Only the lines containing "лекции" should appear in the answer, copied from the listing below.

Input data:
* * *

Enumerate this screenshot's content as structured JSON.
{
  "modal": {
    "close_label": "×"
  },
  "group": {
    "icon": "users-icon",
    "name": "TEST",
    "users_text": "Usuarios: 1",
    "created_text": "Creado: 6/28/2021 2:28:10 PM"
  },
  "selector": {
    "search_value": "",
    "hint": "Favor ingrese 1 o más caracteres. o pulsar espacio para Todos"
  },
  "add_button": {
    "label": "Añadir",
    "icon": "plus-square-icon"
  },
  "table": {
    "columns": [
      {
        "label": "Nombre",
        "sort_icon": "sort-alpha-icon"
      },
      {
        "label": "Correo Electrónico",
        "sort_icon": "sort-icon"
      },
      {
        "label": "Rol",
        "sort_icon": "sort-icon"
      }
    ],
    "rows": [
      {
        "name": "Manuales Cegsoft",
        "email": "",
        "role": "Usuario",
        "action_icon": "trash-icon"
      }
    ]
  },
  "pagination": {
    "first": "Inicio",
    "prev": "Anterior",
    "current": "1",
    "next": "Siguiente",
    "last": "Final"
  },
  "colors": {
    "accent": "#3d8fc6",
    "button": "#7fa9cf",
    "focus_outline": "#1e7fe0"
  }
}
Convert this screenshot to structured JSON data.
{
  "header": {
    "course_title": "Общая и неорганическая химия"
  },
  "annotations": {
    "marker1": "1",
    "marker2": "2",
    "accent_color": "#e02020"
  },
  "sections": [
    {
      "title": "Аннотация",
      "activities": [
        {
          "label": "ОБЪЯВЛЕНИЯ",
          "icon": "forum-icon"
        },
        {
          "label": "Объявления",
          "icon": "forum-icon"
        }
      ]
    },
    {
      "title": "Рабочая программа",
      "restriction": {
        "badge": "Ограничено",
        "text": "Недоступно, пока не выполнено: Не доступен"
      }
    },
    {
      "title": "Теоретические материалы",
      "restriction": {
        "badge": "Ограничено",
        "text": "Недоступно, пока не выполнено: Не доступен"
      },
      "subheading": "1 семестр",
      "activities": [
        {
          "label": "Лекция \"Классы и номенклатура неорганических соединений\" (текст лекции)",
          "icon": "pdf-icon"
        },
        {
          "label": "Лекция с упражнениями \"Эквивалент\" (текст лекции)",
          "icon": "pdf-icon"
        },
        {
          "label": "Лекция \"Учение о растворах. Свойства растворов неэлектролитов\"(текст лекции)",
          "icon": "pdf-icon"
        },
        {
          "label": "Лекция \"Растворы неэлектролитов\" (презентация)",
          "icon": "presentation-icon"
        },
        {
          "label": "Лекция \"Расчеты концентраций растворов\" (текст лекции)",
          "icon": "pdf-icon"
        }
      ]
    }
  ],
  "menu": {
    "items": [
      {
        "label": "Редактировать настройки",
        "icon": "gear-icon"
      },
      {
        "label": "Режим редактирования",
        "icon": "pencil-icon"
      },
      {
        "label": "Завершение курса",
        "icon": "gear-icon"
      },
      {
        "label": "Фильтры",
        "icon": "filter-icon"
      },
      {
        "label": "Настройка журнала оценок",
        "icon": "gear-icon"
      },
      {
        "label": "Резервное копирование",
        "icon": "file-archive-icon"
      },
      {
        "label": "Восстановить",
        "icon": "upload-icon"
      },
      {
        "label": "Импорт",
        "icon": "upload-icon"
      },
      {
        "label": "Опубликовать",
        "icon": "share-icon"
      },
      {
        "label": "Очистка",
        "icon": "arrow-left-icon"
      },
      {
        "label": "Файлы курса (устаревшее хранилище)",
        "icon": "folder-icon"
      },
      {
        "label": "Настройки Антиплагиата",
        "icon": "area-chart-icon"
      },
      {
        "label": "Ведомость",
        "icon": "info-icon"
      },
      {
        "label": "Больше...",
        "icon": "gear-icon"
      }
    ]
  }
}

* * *

Answer section:
          "label": "Лекция \"Классы и номенклатура неорганических соединений\" (текст лекции)",
          "label": "Лекция с упражнениями \"Эквивалент\" (текст лекции)",
          "label": "Лекция \"Учение о растворах. Свойства растворов неэлектролитов\"(текст лекции)",
          "label": "Лекция \"Расчеты концентраций растворов\" (текст лекции)",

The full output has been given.